The breeder informs you about the breed’s maintenance
Good breeders will also make sure that you know about the pros and cons of getting a whippet as well as how to take care of one properly as opposed to other breeds.
Certain breeds are different from others, and it is important to know how they differ. For instance, some have a shorter lifespan or are natural guard dogs.
Whatever the case is, a good breeder will inform you that you understand the breed’s traits and know how to care for it accordingly.
Contract contains certain conditions and/or assurances
However, you also want to make sure that the breeder who makes this kind of contract doesn’t want too much control when it comes to the puppies.
For instance, they might ask to follow a strict dog food regime, like only feeding your dog boiled chicken, or asking for no vaccination even though the vet suggested otherwise. You might get a better price, but oftentimes it is more of a hassle than dog owners would appreciate.
Health record of the whippet puppy
You should know things about your pup, such as its date of birth, if it has any health issues you should be aware of, vaccinations, etc.
Health testing is necessary because your vet will want to know everything about your pup, and a health record is the best way to know about your dog’s health history in order to ensure it will get the care it needs.
The breeder asks you lots of questions about how you live

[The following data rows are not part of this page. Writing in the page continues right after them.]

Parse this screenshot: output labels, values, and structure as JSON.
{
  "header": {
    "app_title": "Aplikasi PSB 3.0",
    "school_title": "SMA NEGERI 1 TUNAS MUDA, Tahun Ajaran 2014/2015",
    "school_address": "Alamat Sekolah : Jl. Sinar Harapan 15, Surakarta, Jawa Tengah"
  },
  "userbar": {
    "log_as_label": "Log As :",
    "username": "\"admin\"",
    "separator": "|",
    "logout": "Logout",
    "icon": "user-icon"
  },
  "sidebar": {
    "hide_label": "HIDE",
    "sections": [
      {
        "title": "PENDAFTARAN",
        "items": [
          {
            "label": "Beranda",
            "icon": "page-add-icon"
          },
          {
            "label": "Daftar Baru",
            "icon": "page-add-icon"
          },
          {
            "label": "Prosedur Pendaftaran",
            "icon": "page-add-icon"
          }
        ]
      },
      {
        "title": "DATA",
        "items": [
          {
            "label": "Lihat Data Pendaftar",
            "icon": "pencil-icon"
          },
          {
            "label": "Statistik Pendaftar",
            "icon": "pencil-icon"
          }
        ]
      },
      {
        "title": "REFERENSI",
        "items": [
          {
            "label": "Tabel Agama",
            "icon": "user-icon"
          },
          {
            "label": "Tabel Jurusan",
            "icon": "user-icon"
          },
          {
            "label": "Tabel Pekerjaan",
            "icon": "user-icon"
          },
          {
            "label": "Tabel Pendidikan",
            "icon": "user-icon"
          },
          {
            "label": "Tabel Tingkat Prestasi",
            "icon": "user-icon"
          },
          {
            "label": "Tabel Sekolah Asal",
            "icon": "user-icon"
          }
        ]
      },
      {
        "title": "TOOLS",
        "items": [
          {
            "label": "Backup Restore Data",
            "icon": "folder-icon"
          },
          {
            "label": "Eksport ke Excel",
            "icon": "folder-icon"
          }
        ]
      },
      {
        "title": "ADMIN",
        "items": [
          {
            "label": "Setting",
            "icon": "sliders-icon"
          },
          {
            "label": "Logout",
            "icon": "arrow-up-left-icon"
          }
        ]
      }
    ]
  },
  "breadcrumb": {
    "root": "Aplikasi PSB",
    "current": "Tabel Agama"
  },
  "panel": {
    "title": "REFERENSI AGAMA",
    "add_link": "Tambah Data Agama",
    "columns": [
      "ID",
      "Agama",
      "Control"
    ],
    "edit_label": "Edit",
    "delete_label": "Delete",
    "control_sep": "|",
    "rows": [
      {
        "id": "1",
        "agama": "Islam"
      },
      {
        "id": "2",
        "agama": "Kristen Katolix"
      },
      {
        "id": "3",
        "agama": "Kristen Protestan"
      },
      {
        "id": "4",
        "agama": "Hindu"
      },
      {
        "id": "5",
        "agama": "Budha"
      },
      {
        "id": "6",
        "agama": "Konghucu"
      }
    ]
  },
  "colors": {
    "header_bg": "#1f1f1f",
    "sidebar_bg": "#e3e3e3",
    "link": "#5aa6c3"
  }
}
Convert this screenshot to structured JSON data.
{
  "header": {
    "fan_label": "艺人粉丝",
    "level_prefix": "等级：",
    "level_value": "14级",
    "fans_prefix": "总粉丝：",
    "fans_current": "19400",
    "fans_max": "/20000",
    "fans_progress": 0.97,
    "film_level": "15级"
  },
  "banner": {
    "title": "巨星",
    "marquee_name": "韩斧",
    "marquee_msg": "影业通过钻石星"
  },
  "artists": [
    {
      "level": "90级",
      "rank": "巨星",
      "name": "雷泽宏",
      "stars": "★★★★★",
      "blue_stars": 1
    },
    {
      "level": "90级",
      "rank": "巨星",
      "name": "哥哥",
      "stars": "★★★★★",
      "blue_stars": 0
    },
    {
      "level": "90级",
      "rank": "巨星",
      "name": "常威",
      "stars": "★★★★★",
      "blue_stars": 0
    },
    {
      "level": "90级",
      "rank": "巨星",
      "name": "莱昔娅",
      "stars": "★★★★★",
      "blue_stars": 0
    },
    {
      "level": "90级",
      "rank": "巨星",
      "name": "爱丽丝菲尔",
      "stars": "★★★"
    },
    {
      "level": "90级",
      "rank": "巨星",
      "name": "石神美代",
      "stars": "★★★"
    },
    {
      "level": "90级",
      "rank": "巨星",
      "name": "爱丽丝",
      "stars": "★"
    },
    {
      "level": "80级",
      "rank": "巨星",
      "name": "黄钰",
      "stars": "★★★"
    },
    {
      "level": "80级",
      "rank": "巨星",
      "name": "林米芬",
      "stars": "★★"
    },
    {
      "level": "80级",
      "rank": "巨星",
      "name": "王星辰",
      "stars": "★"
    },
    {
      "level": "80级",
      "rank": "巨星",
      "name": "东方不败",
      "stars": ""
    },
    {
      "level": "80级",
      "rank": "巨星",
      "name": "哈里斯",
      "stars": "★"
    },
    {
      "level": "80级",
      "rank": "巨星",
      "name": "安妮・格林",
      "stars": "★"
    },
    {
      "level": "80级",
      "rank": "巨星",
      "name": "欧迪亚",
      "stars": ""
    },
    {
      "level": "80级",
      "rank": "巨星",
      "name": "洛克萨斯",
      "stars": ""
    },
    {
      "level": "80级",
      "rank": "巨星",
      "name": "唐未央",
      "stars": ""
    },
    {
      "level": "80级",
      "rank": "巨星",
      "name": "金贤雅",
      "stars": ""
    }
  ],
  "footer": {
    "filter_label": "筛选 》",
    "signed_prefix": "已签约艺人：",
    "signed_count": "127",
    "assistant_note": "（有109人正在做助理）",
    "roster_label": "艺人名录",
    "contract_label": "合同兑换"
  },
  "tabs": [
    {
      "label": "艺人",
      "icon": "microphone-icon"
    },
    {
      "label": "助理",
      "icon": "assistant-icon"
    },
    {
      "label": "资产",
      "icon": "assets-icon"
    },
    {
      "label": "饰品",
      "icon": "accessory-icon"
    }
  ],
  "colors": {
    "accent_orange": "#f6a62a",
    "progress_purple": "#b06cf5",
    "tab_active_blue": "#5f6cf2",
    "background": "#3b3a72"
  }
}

The best whippet breeders will want to know how their puppy will fit into your everyday life, which means that they will want to know how you go about your day.
They are concerned about how their dogs will live after leaving their first home.
Because of this, they want to ensure that their puppies have a quality life with their new owner, and they might even ask for pictures as updates.
We hope that we have answered the question about what makes the best whippet breeders. Hopefully, we have answered any questions you might have, and have provided you different AKC-certified options that you can choose from.
Make sure to check out all of the whippet breeding programs and if they are the right fit for you!
Whether you live in Los Angeles, Tennessee, or Florida, we are sure that you will be able to find which whippet breeder works best for you and your needs.
It is always a good idea to ask many questions once you begin your whippet research, so don’t hesitate to ask. Make sure to give some of our recommendations a try, too!
Read More: Best Bloodhound Breeders